[Task statement]: Reproduce all of the entries character for character, while leaving out any pictures they contain.

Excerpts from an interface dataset
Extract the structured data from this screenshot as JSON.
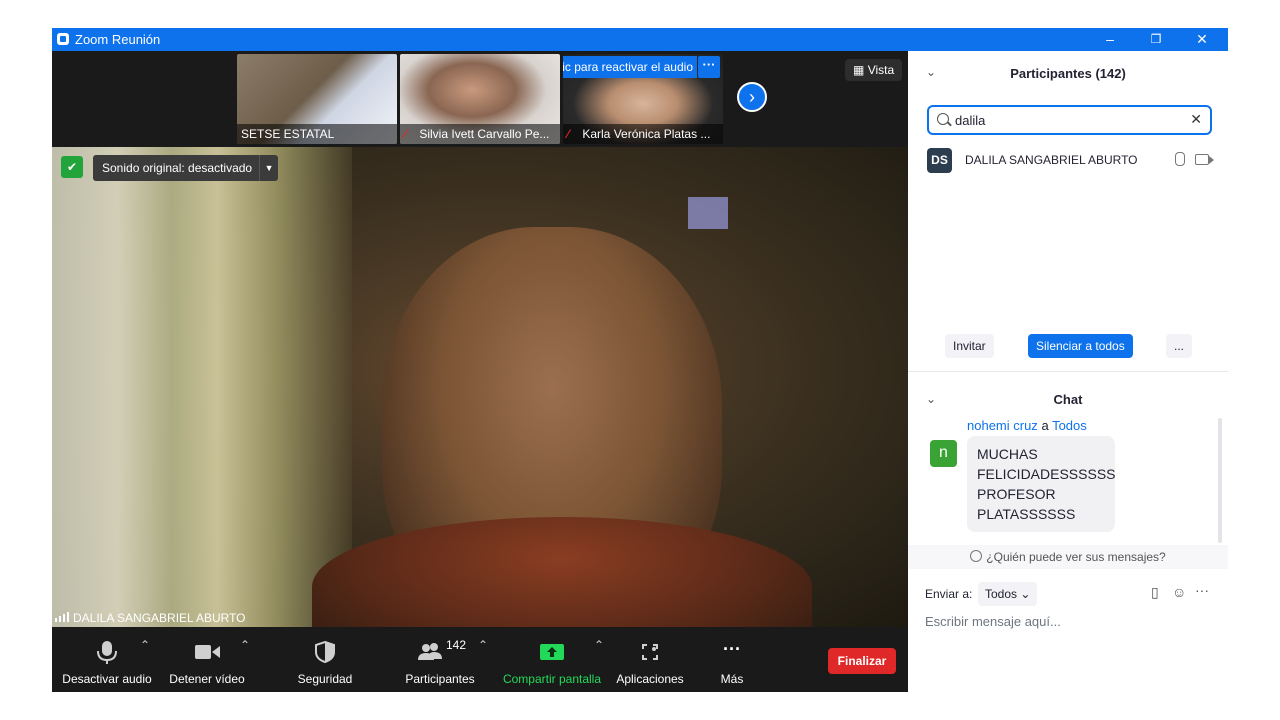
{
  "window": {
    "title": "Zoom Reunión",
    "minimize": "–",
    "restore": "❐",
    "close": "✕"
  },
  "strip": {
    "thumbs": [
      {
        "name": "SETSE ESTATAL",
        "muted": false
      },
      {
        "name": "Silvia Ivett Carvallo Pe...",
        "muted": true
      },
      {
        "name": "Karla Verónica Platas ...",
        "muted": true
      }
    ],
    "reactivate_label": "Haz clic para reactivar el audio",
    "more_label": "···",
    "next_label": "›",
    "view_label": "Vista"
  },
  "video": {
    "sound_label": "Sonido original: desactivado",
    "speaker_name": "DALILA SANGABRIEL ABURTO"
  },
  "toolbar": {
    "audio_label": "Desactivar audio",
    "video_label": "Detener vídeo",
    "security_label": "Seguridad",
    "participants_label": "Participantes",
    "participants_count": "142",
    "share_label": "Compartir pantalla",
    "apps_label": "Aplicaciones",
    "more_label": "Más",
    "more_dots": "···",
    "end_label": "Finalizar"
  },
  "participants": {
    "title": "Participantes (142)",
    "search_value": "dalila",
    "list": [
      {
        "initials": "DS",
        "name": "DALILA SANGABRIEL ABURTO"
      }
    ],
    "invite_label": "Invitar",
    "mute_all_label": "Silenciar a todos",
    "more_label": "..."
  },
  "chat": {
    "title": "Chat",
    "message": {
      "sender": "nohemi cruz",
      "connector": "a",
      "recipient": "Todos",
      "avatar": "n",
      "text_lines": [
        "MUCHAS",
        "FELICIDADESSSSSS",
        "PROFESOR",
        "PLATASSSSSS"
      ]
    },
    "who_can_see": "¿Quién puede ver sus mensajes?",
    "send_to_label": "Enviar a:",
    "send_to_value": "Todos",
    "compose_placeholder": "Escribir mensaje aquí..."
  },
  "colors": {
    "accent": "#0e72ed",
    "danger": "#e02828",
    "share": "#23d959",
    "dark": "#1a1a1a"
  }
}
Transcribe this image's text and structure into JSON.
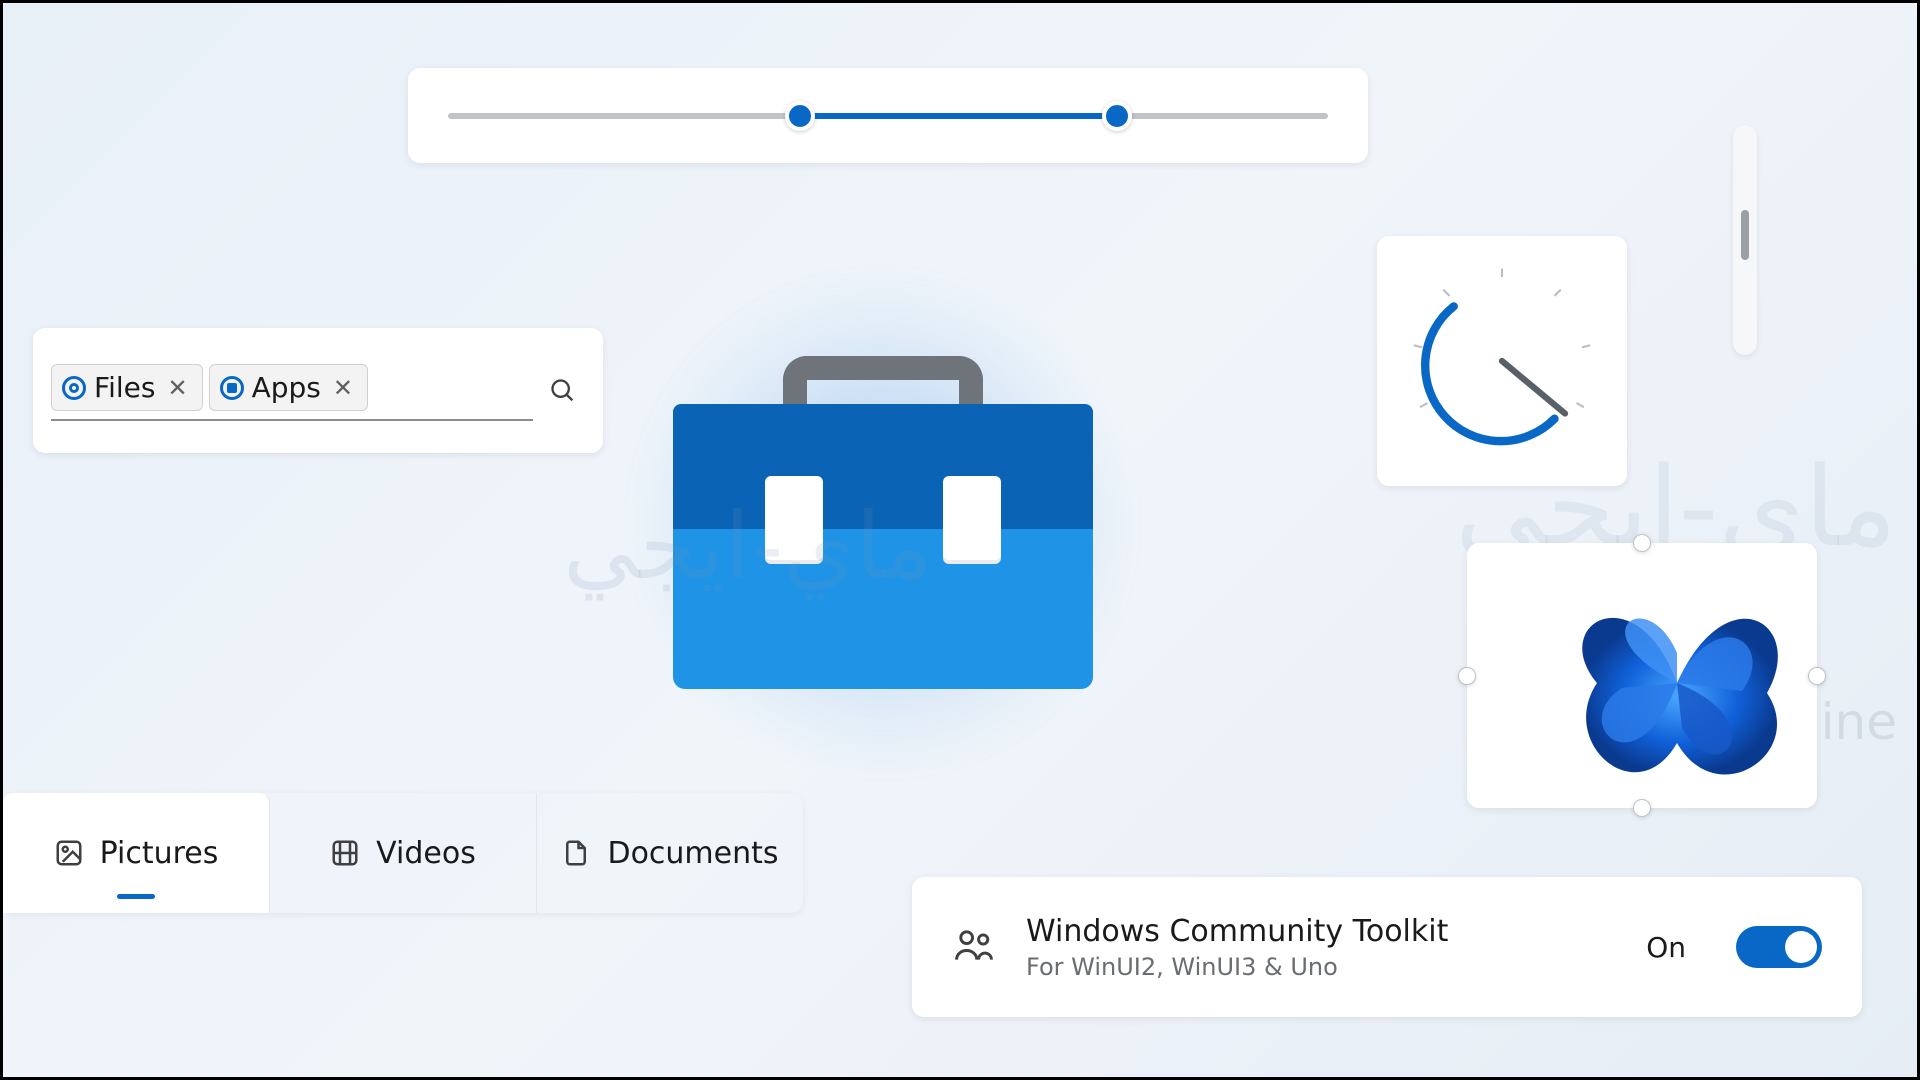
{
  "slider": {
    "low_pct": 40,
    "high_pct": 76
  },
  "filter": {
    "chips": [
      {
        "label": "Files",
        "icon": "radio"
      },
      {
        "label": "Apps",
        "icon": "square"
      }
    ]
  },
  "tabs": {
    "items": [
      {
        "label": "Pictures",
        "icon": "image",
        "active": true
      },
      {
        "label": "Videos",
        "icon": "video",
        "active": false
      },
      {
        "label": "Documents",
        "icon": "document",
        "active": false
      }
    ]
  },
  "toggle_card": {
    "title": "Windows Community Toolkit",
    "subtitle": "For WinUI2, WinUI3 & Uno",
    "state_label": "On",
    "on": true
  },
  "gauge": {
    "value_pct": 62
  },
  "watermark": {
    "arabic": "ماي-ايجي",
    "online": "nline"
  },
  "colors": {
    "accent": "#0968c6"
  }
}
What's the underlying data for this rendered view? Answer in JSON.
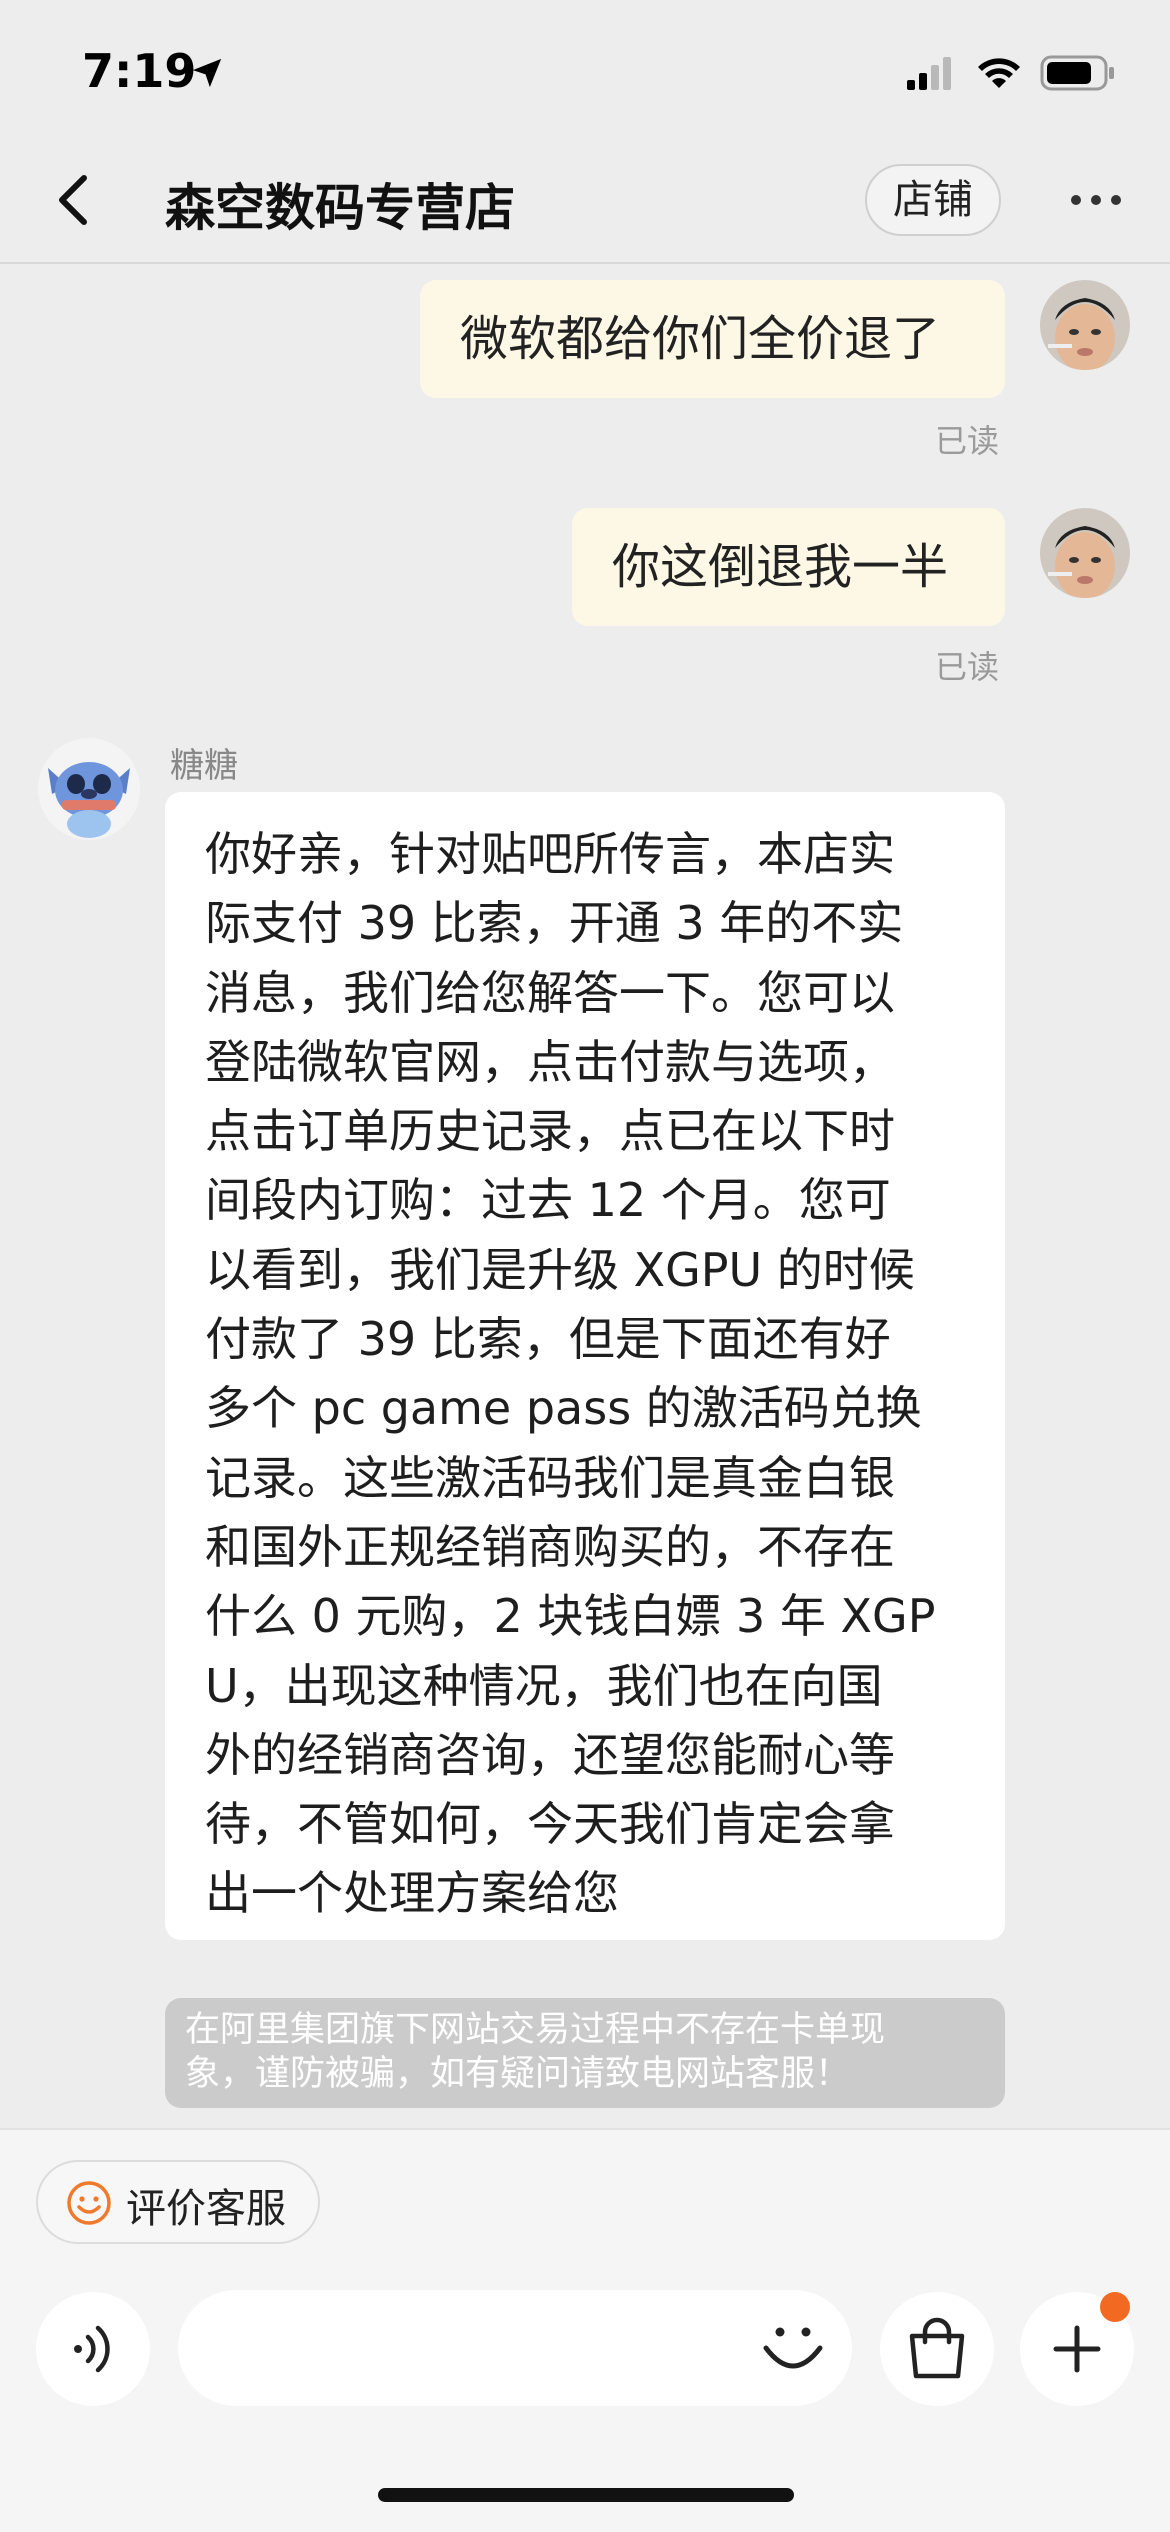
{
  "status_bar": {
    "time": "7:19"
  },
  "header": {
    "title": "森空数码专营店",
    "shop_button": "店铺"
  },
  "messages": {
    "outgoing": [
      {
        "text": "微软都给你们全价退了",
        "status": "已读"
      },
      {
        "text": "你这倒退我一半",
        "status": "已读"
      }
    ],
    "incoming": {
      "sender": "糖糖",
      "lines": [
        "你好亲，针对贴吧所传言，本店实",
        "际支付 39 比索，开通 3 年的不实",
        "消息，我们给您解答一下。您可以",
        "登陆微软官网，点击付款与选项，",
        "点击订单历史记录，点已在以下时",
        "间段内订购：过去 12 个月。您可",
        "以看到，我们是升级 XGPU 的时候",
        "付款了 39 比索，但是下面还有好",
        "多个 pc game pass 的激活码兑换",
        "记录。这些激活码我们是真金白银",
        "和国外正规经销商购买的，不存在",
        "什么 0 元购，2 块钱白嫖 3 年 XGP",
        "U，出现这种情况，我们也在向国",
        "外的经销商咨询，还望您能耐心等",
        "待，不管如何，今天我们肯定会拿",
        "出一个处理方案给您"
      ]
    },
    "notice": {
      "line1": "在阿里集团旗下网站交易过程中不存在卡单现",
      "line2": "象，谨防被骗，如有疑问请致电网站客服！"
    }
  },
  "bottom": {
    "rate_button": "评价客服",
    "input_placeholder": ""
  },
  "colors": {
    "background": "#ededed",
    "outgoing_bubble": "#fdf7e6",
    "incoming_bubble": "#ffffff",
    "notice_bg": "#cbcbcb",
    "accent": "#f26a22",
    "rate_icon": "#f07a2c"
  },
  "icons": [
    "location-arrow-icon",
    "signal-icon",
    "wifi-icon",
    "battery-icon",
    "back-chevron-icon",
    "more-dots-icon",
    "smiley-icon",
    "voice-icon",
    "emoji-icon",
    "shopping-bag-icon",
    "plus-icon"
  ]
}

[Problem solution]:
Extract the structured data from this screenshot as JSON.
{
  "window": {
    "title": "Zoom Reunión",
    "minimize": "–",
    "restore": "❐",
    "close": "✕"
  },
  "strip": {
    "thumbs": [
      {
        "name": "SETSE ESTATAL",
        "muted": false
      },
      {
        "name": "Silvia Ivett Carvallo Pe...",
        "muted": true
      },
      {
        "name": "Karla Verónica Platas ...",
        "muted": true
      }
    ],
    "reactivate_label": "Haz clic para reactivar el audio",
    "more_label": "···",
    "next_label": "›",
    "view_label": "Vista"
  },
  "video": {
    "sound_label": "Sonido original: desactivado",
    "speaker_name": "DALILA SANGABRIEL ABURTO"
  },
  "toolbar": {
    "audio_label": "Desactivar audio",
    "video_label": "Detener vídeo",
    "security_label": "Seguridad",
    "participants_label": "Participantes",
    "participants_count": "142",
    "share_label": "Compartir pantalla",
    "apps_label": "Aplicaciones",
    "more_label": "Más",
    "more_dots": "···",
    "end_label": "Finalizar"
  },
  "participants": {
    "title": "Participantes (142)",
    "search_value": "dalila",
    "list": [
      {
        "initials": "DS",
        "name": "DALILA SANGABRIEL ABURTO"
      }
    ],
    "invite_label": "Invitar",
    "mute_all_label": "Silenciar a todos",
    "more_label": "..."
  },
  "chat": {
    "title": "Chat",
    "message": {
      "sender": "nohemi cruz",
      "connector": "a",
      "recipient": "Todos",
      "avatar": "n",
      "text_lines": [
        "MUCHAS",
        "FELICIDADESSSSSS",
        "PROFESOR",
        "PLATASSSSSS"
      ]
    },
    "who_can_see": "¿Quién puede ver sus mensajes?",
    "send_to_label": "Enviar a:",
    "send_to_value": "Todos",
    "compose_placeholder": "Escribir mensaje aquí..."
  },
  "colors": {
    "accent": "#0e72ed",
    "danger": "#e02828",
    "share": "#23d959",
    "dark": "#1a1a1a"
  }
}
Transcribe this image's text and structure into JSON.
{
  "slider": {
    "low_pct": 40,
    "high_pct": 76
  },
  "filter": {
    "chips": [
      {
        "label": "Files",
        "icon": "radio"
      },
      {
        "label": "Apps",
        "icon": "square"
      }
    ]
  },
  "tabs": {
    "items": [
      {
        "label": "Pictures",
        "icon": "image",
        "active": true
      },
      {
        "label": "Videos",
        "icon": "video",
        "active": false
      },
      {
        "label": "Documents",
        "icon": "document",
        "active": false
      }
    ]
  },
  "toggle_card": {
    "title": "Windows Community Toolkit",
    "subtitle": "For WinUI2, WinUI3 & Uno",
    "state_label": "On",
    "on": true
  },
  "gauge": {
    "value_pct": 62
  },
  "watermark": {
    "arabic": "ماي-ايجي",
    "online": "nline"
  },
  "colors": {
    "accent": "#0968c6"
  }
}
What's the underlying data for this rendered view? Answer in JSON.
{
  "status_bar": {
    "time": "7:19"
  },
  "header": {
    "title": "森空数码专营店",
    "shop_button": "店铺"
  },
  "messages": {
    "outgoing": [
      {
        "text": "微软都给你们全价退了",
        "status": "已读"
      },
      {
        "text": "你这倒退我一半",
        "status": "已读"
      }
    ],
    "incoming": {
      "sender": "糖糖",
      "lines": [
        "你好亲，针对贴吧所传言，本店实",
        "际支付 39 比索，开通 3 年的不实",
        "消息，我们给您解答一下。您可以",
        "登陆微软官网，点击付款与选项，",
        "点击订单历史记录，点已在以下时",
        "间段内订购：过去 12 个月。您可",
        "以看到，我们是升级 XGPU 的时候",
        "付款了 39 比索，但是下面还有好",
        "多个 pc game pass 的激活码兑换",
        "记录。这些激活码我们是真金白银",
        "和国外正规经销商购买的，不存在",
        "什么 0 元购，2 块钱白嫖 3 年 XGP",
        "U，出现这种情况，我们也在向国",
        "外的经销商咨询，还望您能耐心等",
        "待，不管如何，今天我们肯定会拿",
        "出一个处理方案给您"
      ]
    },
    "notice": {
      "line1": "在阿里集团旗下网站交易过程中不存在卡单现",
      "line2": "象，谨防被骗，如有疑问请致电网站客服！"
    }
  },
  "bottom": {
    "rate_button": "评价客服",
    "input_placeholder": ""
  },
  "colors": {
    "background": "#ededed",
    "outgoing_bubble": "#fdf7e6",
    "incoming_bubble": "#ffffff",
    "notice_bg": "#cbcbcb",
    "accent": "#f26a22",
    "rate_icon": "#f07a2c"
  },
  "icons": [
    "location-arrow-icon",
    "signal-icon",
    "wifi-icon",
    "battery-icon",
    "back-chevron-icon",
    "more-dots-icon",
    "smiley-icon",
    "voice-icon",
    "emoji-icon",
    "shopping-bag-icon",
    "plus-icon"
  ]
}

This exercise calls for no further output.